One of my greatest passions in life is music.
Not so much playing it, mind you. Yes, I can find my way around a piano and bash-out something that (in my mind) sounds a little like Teddy Wilson, or Meade Lux Lewis. But I haven’t the time – or the dedication – to have my fingers play out loud what I hear playing in my head.
No, what I mean is the act of listening to music (not to be confused with having something playing on in the background while you’re doing something else. That’s not listening to music. To me that’s simply removing background silence – which is very different). I buy and listen to a whole heap of music pretty much every week and, like many, I’ve found that over time my tastes have not only matured, but expanded.
When Apple, followed by Amazon and the rest, first offered us the ability to buy a single track from an album, both artists and record companies were up in arms. Hearing tracks out of context of the album distorts the message that the artist is trying to make, they would say.
Now I don’t know about you, but I’ve bought far more than my fair share of CDs on the strength of hearing/liking one track, only to find that the rest of the album is unlistenable. Today, I can hear the entire album in advance before deciding on whether to part with my hard-earned money. Artists and record publishers have grudgingly complied, because that’s what it was going to take for us to continue to buy from them.
It’s No Longer About Whatever You’re Selling,
It’s About What They’re Buying.
Sellers used to be able to dictate how their product or service was going to be sold. When asked about in what colors the Model T motor car was going to be available, Henry Ford replied “Any color you want, as long as it’s black.“
Today it’s clear that, as customers, we increasingly want to buy things our way. Maybe that means buying music as high-resolution audio tracks that are higher-than-CD quality, or sneakers in custom colors.
If you’re building your product or service based upon the way that you think customers are going to consume it, ten will get you five that you’ll be in for a nasty surprise.
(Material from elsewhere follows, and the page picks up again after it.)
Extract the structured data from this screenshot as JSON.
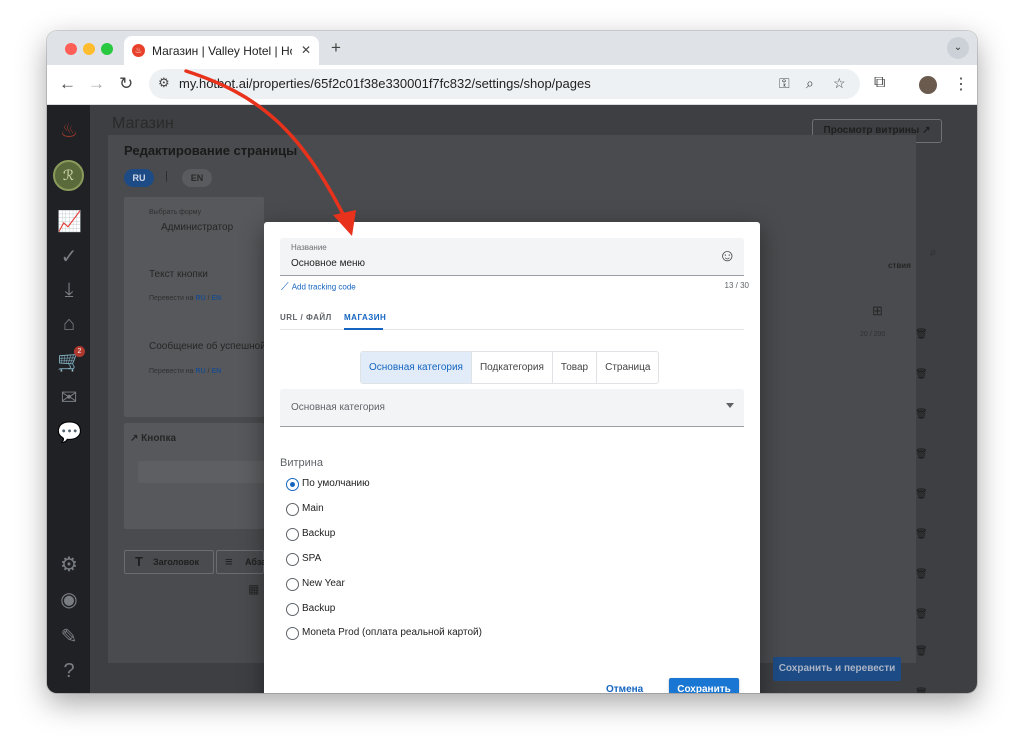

It’s because customers want to buy things their way. In terms of the structure of the perceived upfront commitment. In terms of the choice that’s presented. The frequency of update, the packaging, the discount – and the option to change all of the above.
Why do DVDs, BluRay disks and video games consoles still use region encoding? Why do I no longer “own” the books I buy? Why do hot dog sausages come in packs of ten, while hog dog buns come in packs of eight?
How much longer are consumers going to allow manufacturers to sell on their own terms? My guess is not for much longer.
The Customer Chooses The Content Format & Channel
If I buy a book, whether it’s ink on paper or bits and bytes, I expect to own it. I don’t want my cellphone plan to be 100 minutes, 500 text messages and 500MB of data. Maybe I want 60 minutes, 50 texts and 2.0GB of data. Similarly, I want to pick and choose the exact TV channels that I get on my cable or satellite contract. I want to fly with your airline, but I want my rewards miles to be credited with someone else.
It seems inevitable that the customer will ultimately decide upon the combination of products, services, and vendors that’s right for them. The services themselves will be commoditized. For example I don’t really care who my cellphone provider is – as long as I get good service / coverage / pricing, I have no inherent brand loyalty to something I consider a commodity.
In return for this flexibility and simplicity of choice, they’ll be a premium to pay. But you know what? That’s fine with me.
The End Of Engineered-Obsolescence
Have you heard of the 2010 film The Lightbulb Conspiracy? It’s about how manufacturers build-in obsolescence into their products, so we’re forced to update/upgrade after a predetermined period of use.
Today, manufacturers build stuff that won’t last, so that we have to go and buy new stuff every so often. TVs are designed to last 2-3 years before the screens give out. Apple ships a new iPad, with double the CPU performance, just seven months after they introduced the previous version. Your home inkjet printer stops working and you’re told that you’re better-off dumping it and getting a new one, rather than paying someone to fix it.
This can’t go on. Physical items we bought ten years ago lasted longer than the stuff that we buy today. This is so wrong, on so many levels. Manufacturers say it costs more to build stuff that lasts. I call “bovine excrement.” Customers are not going to tolerate being forced to ride the upgrade treadmill for much longer.
I’ll Fix It How – And Where – I Want
Manufacturers will no longer have a say in where customers get stuff maintained, serviced and repaired. Commoditization of services will mean customers will be free to get upgrades and spare parts from 3rd party suppliers. More than that, customers will expect the right to tinker under the hood themselves, if they so wish. Walled gardens are all very well, as long as you’re on the right side of the wall.
Why has this time not come already? Because companies have a good thing going at the moment. They aren’t about to shoot themselves in the foot while no-one’s complaining too loudly.
Companies don’t like unpredictability. They like to reinforce customer buying habits and expectations as that’s what allows manufacturers to develop shiny new objects next year that replace the what we’ve bought today. Old-school manufacturing is about maintaining – and reinforcing – the status quo. About aiding, developing and strengthening predictability, rather than meeting the needs of the customer
Such thinking worked for a generation, or more. But today the writing’s on the wall. Customers are no longer predictable, and businesses need to wise-up.